*Work item*.
Indicate how many lines in the listing below contain the word "name". No other output is permitted.

*Records for processing*.
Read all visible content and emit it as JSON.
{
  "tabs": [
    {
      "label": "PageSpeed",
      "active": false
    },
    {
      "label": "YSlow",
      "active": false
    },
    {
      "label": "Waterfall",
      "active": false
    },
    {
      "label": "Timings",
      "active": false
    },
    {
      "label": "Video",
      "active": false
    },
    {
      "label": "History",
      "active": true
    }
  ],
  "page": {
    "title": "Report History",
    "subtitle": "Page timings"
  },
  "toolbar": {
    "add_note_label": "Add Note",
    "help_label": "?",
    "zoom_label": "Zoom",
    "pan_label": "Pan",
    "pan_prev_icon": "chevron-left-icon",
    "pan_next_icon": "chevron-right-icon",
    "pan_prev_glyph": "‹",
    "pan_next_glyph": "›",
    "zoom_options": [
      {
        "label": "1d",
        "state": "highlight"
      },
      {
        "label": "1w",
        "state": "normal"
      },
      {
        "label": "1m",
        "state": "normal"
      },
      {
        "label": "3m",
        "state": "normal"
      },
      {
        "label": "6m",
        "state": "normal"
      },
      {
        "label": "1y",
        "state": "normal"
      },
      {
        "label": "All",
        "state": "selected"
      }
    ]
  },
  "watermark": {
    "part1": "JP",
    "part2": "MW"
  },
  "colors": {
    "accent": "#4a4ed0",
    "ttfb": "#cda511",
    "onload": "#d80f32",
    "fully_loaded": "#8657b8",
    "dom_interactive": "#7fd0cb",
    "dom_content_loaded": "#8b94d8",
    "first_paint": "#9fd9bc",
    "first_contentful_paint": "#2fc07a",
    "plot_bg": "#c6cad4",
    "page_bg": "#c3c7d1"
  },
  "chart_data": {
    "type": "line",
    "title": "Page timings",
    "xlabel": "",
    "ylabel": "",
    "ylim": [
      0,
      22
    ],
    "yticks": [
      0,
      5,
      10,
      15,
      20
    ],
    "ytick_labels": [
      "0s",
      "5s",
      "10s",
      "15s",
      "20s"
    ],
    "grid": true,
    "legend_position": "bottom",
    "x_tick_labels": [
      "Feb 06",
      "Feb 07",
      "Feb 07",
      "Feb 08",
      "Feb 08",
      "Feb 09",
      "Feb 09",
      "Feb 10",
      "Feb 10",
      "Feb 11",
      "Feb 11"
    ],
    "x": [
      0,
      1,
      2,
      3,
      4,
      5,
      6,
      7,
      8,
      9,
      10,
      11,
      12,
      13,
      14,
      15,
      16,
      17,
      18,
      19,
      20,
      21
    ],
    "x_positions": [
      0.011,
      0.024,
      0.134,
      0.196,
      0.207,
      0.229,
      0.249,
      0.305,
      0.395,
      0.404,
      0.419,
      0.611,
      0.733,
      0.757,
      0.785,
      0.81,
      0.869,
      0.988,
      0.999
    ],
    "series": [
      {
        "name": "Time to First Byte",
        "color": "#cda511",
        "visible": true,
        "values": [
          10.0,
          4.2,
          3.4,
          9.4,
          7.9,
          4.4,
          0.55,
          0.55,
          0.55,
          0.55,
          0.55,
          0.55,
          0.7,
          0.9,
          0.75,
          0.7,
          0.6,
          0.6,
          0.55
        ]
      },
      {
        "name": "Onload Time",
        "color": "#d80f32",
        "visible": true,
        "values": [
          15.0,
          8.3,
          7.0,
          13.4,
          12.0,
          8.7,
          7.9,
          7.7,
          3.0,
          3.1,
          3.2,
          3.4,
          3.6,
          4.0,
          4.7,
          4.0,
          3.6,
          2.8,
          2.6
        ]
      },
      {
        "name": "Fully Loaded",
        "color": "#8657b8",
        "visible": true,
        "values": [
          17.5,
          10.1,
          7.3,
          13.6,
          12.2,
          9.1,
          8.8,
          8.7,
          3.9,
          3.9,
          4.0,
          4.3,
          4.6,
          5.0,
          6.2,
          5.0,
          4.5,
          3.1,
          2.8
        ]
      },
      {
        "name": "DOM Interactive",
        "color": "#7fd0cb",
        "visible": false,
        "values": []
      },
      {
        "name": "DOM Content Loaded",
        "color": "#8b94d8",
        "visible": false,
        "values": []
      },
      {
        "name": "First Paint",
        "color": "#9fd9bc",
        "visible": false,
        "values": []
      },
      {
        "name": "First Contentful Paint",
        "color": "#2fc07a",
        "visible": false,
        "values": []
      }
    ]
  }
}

*Written solution*.
7